Many have noted that Facebook has progressively (and very effectively) been suffocating the life out of Snapchat over the past 18 months or so. There’s this saying in business when it comes to acquisitions, either you fuck us or we fuck you. Mark Zuckerberg boldly offered Evan Spiegel $3 billion to buy Snapchat in its infancy and Spiegel turned him down. So Facebook bought Instagram and copied everything uniquely Snapchat. Spiegel got Zucked.
So in looking at Snapchat’s daily active user growth over the past two years, it’s slowed substantially. That’s since Instagram implemented stories. But the situation is worse than just a decline in growth, it’s that Snapchat’s actually began to decline in DAUs now. So how does Snap plan to tackle this problem? I’m actually not sure that they know the answer to that question…
Last year Snap went all in on a redesign which was supposed to streamline the user experience and make Snapchat an app that didn’t have much of a learning curve, or that was the original pitch at least. Needless to say the redesign was a flop, and it forced the company to re-redesign to fix the problems it had created.
They’ve also invested heavily in Spectacles. Admittedly (due to some fantastic marketing) these were a hot commodity when they made their debut back in 2016. But the hype didn’t last long and the company soon found themselves with a great deal of unsold stock. Despite this, a second version of the Spectacles were released earlier this year and I still have no idea why they chose to do that and moreover I don’t know anybody that bought a pair.
The thing to note about Snapchat though is that apparently the issue of finances appears to be an afterthought in all that they do. But then again, the argument can be made that this is silicon valley so why have a business that’s sustainable when you can raise another round of funding and cross your fingers that the bubble never pops, right?
Which brings us to their scripted originals, an area that Snap is clearly very interested in cashing in on. They announced them to the public on Wednesday; 12 brand new original series will debut on the platform (some of which are already live). The content is short and in true Snapchat form is vertical. Vertical video is an area that Instagram has also been trying tap into recently with the launch of IGTV.

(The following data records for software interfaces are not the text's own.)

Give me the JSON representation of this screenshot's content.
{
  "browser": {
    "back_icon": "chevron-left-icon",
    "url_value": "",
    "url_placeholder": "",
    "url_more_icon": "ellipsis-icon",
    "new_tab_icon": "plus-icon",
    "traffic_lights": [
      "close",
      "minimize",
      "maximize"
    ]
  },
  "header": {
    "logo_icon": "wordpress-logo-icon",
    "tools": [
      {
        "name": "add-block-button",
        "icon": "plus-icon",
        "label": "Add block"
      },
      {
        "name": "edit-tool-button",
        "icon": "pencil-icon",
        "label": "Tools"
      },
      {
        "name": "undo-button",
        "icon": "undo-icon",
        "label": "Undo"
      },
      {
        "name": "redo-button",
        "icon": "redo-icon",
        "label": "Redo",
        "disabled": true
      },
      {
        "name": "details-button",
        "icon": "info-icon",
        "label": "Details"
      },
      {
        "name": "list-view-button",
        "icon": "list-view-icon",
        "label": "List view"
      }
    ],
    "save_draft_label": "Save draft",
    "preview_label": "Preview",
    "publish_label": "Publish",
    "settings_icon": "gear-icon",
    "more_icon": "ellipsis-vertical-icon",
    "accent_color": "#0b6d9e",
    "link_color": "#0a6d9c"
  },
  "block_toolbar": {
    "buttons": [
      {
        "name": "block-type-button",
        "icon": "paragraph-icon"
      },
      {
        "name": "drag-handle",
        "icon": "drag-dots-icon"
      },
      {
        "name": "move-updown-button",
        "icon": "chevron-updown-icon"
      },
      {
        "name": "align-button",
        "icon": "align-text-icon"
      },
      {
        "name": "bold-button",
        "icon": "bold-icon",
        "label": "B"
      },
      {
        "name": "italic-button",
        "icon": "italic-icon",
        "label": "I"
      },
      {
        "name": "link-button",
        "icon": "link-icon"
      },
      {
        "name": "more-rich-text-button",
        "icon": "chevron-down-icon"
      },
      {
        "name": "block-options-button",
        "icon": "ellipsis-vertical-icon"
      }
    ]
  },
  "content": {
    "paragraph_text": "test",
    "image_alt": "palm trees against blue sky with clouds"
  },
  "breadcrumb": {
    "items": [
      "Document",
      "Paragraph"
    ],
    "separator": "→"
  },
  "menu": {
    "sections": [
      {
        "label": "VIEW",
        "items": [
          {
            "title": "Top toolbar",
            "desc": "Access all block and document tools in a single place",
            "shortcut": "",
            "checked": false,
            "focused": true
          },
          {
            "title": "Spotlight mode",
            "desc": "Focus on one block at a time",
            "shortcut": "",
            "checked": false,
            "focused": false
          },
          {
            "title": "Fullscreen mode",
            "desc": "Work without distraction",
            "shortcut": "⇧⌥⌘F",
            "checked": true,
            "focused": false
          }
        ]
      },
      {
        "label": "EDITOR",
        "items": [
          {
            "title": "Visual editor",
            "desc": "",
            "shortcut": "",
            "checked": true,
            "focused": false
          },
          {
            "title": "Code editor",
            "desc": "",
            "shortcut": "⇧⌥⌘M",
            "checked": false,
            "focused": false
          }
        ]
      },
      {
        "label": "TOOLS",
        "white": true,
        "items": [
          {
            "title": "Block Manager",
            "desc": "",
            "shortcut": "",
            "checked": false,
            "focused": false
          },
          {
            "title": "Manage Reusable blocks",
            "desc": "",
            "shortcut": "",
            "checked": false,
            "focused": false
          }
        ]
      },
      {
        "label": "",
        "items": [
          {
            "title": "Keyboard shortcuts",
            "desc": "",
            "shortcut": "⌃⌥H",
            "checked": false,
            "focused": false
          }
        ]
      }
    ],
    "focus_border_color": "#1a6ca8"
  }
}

In my opinion video is going to become a very competitive market over the next few years. YouTube for a long time has reigned king, but in the last few years has successfully annoyed a lot of loyal creators on their platform. Mark Zuckerberg and ultimately Facebook wants to further invest in this medium and so they’re pushing hard through Instagram to compete, but perhaps Snap is starting to spitball ideas on how they might also compete further with video.
Regardless the thing that we can be certain of about Snap is that the company has yet to find the thing to pull them out of their somewhat dire circumstances. But I’d like to pose a question to anybody that may still be reading (and if you are thank you), if Snapchat wishes to remain relevant what should they be focusing their attention on at the moment?